     Obviously, healthy maturation involves progressively greater degrees of self-awareness, self-acceptance, and empathy for self & others as we slowly become truly civilized & gradually earn our title: homo sapiens sapiens.

     “Narcissistic personality disorder is named after Narcissus, the youth from Greek and Roman mythology who falls in love with his own reflection in a pool. While the term narcissistic is commonly used to describe people who believe they are better than everybody else, in psychiatric terms, it refers to patients who unconsciously believe they are defective & deeply flawed. In order to mask their self-hatred, they develop a veneer of false confidence and superiority over others. Often, this takes the form of being highly critical and setting up impossibly high standards for people in their lives. But this only serves to alienate others, leading to rejection, loneliness, and sometimes suicidal depression.”
     Carlat D. Unhinged. The trouble with psychiatry – A doctor’s revelations about a profession in crisis. Free Press, NY, 2010. 

Thursday, 3 April 2014

#516 Strength, Vulnerability & Reality

     We're all, at some level, aware of our own weaknesses, shortcomings, vulnerabilities. The effect this awareness has on us varies tremendously from person to person, as well as for each of us under different circumstances and over the span of a lifetime.
     Dysfunctional, yet all too common ways of dealing with the reality of our human condition include various types of
          overcompensation eg tough guy / gal, workaholism, narcissistic personality disorder;
          suppression eg pretending everything's always happy-happy; and 
          decompensation eg paralyzing anxiety / fear / depression.

     A healthy way of living in reality, in all its complexity, unpredictability, high ups & low downs is with a clear, open heart-mind. Does this sound as revolutionary as driving sober? It's common sense, yet as we all know, common sense is not common at all.
     Mindfulness practice increases & stabilizes metacognition - ability to observe the workings of our own mind: mental, emotional, verbal & behavioral reactions.
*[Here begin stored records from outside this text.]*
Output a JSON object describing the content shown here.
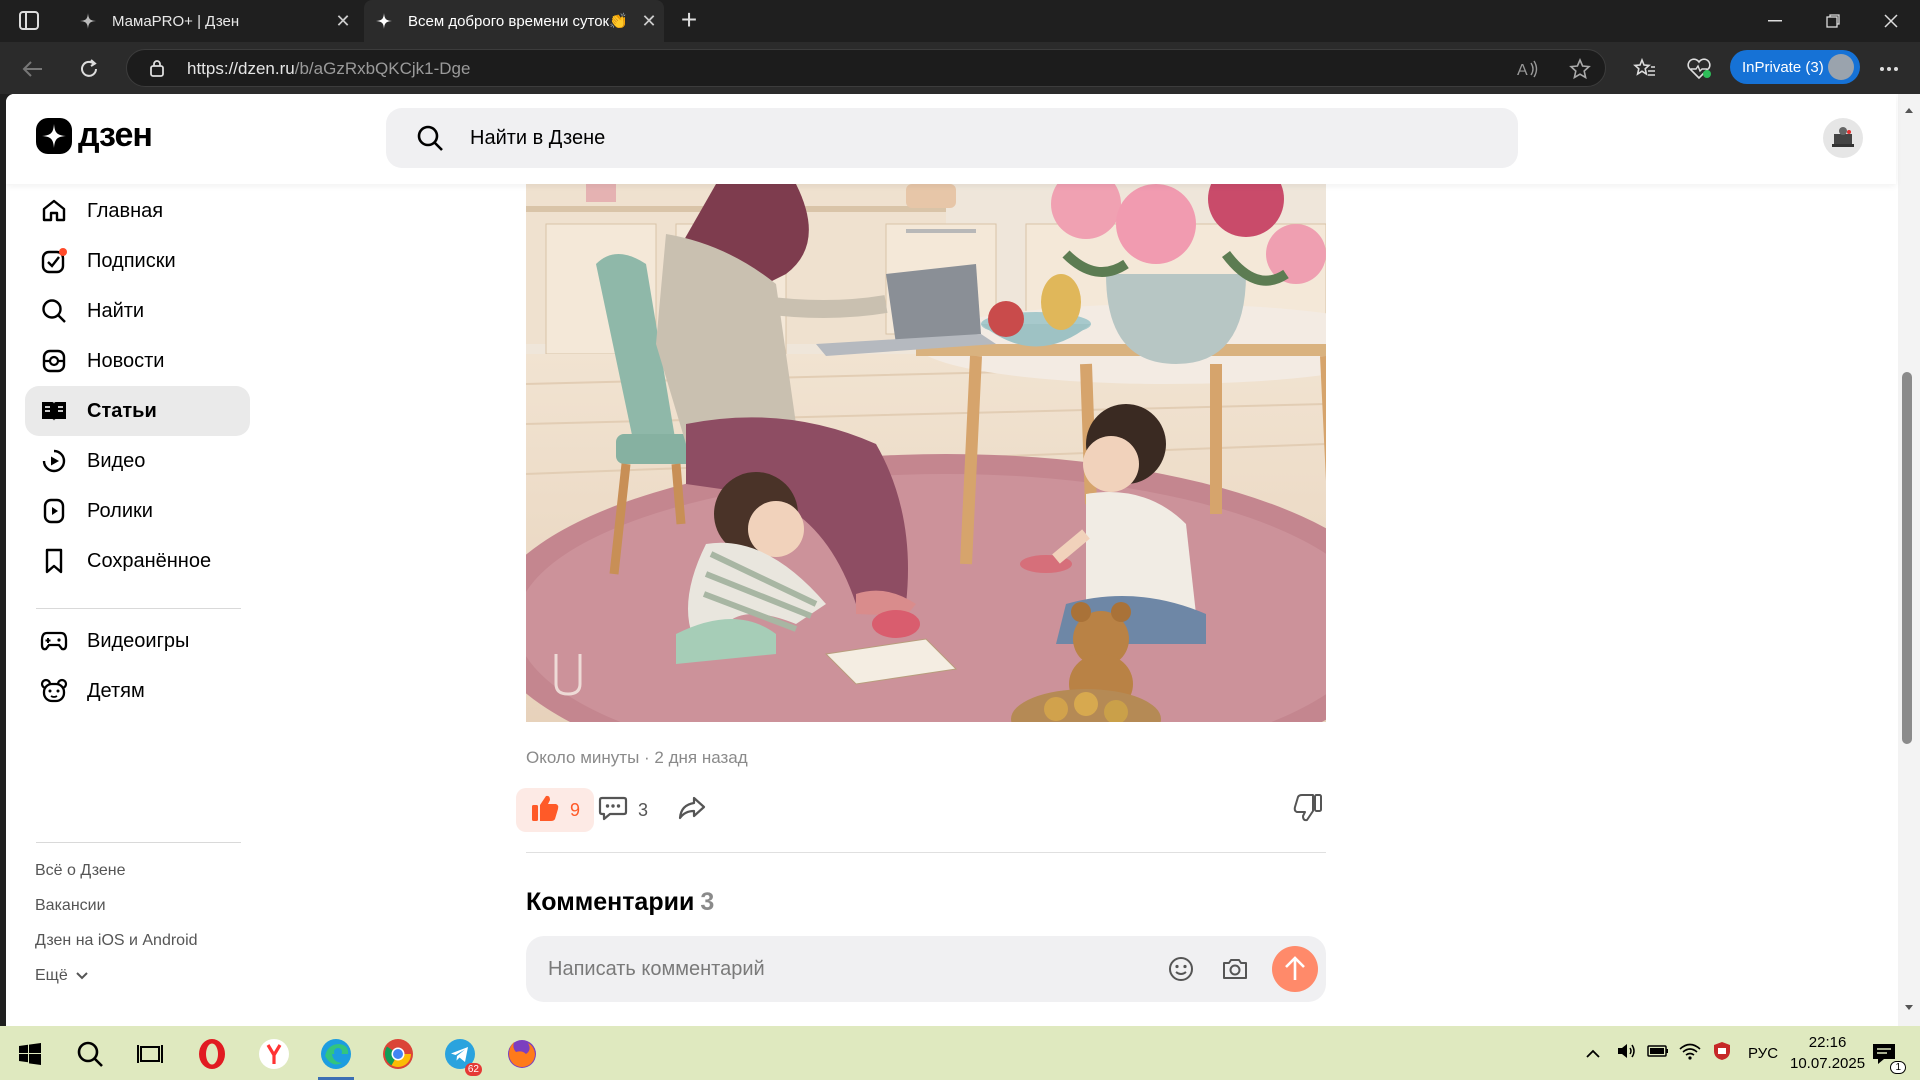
{
  "browser": {
    "tabs": [
      {
        "title": "МамаPRO+ | Дзен",
        "active": false
      },
      {
        "title": "Всем доброго времени суток👏",
        "active": true
      }
    ],
    "url_host": "https://dzen.ru",
    "url_path": "/b/aGzRxbQKCjk1-Dge",
    "inprivate_label": "InPrivate (3)"
  },
  "dzen": {
    "logo_text": "дзен",
    "search_placeholder": "Найти в Дзене",
    "nav": [
      {
        "label": "Главная",
        "icon": "home-icon"
      },
      {
        "label": "Подписки",
        "icon": "subscriptions-icon"
      },
      {
        "label": "Найти",
        "icon": "search-icon"
      },
      {
        "label": "Новости",
        "icon": "news-icon"
      },
      {
        "label": "Статьи",
        "icon": "articles-icon",
        "active": true
      },
      {
        "label": "Видео",
        "icon": "video-icon"
      },
      {
        "label": "Ролики",
        "icon": "shorts-icon"
      },
      {
        "label": "Сохранённое",
        "icon": "bookmark-icon"
      }
    ],
    "nav2": [
      {
        "label": "Видеоигры",
        "icon": "gamepad-icon"
      },
      {
        "label": "Детям",
        "icon": "kids-icon"
      }
    ],
    "footer_links": [
      "Всё о Дзене",
      "Вакансии",
      "Дзен на iOS и Android",
      "Ещё"
    ]
  },
  "article": {
    "meta": "Около минуты · 2 дня назад",
    "likes": "9",
    "comments_count": "3",
    "comments_title": "Комментарии",
    "comments_title_count": "3",
    "comment_placeholder": "Написать комментарий"
  },
  "taskbar": {
    "lang": "РУС",
    "time": "22:16",
    "date": "10.07.2025",
    "telegram_badge": "62",
    "notification_count": "1"
  },
  "colors": {
    "accent": "#ff5a28",
    "inprivate": "#1672d6",
    "taskbar": "#dfe9bf"
  }
}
We learn to clearly see when these are dysfunctional (noise, friction), accept these as they are, and observe their consequences (increased suffering for ourselves & others). As a result of this clear insight & acceptance of ourselves & others as we are ("our common human condition"), we naturally, gradually, at our own pace, let go of dysfunctional compensations, and become progressively healthier & wiser.

Steve McCurry